_Input records_.

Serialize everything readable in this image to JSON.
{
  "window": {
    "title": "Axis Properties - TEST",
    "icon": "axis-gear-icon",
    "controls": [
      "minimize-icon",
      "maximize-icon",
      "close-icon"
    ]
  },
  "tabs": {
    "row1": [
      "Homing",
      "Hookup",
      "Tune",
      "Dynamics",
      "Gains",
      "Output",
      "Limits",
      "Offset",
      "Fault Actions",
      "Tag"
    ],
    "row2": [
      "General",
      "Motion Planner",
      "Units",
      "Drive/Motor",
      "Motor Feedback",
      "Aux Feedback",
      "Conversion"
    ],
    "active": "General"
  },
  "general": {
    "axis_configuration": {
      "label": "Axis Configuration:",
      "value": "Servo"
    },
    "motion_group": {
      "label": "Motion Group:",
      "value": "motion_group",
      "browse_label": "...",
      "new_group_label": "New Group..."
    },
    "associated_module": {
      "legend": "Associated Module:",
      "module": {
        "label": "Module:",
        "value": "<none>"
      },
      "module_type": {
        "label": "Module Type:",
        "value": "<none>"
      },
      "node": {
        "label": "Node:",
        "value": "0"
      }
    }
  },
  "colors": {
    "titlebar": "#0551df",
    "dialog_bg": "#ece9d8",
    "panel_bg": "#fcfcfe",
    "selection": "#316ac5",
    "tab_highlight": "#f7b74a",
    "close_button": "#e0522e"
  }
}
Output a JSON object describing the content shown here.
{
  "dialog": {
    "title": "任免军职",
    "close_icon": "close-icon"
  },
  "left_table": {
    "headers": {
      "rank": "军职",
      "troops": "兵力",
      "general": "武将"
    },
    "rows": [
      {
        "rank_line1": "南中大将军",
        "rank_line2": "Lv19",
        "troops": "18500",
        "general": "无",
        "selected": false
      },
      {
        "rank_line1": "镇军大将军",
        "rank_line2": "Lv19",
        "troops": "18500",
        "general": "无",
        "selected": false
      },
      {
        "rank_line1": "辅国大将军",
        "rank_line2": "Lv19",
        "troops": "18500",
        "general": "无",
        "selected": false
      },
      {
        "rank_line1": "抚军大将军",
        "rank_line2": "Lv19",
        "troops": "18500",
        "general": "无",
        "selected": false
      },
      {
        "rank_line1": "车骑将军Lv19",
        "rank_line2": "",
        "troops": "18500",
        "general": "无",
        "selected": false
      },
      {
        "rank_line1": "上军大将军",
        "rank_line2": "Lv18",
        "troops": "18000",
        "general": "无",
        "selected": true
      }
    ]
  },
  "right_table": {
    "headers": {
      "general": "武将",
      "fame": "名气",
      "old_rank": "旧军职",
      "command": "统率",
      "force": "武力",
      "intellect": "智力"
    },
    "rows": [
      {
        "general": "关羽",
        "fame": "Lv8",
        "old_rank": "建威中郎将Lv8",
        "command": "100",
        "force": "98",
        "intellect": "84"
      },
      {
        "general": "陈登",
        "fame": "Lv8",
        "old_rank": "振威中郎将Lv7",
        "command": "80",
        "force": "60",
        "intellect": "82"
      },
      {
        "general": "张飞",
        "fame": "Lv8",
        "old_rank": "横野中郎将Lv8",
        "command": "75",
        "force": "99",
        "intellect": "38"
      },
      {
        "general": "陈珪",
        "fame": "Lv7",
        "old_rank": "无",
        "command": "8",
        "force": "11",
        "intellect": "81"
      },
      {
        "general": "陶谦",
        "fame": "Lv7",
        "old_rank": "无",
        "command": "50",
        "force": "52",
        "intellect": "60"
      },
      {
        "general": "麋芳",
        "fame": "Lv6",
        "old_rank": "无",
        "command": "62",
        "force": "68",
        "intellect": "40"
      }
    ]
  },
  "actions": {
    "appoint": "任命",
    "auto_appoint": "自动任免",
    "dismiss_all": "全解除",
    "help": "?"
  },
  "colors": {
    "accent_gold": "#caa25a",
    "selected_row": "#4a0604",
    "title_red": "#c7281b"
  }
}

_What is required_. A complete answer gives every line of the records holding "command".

_The answer_.
      "command": "统率",
        "command": "100",
        "command": "80",
        "command": "75",
        "command": "8",
        "command": "50",
        "command": "62",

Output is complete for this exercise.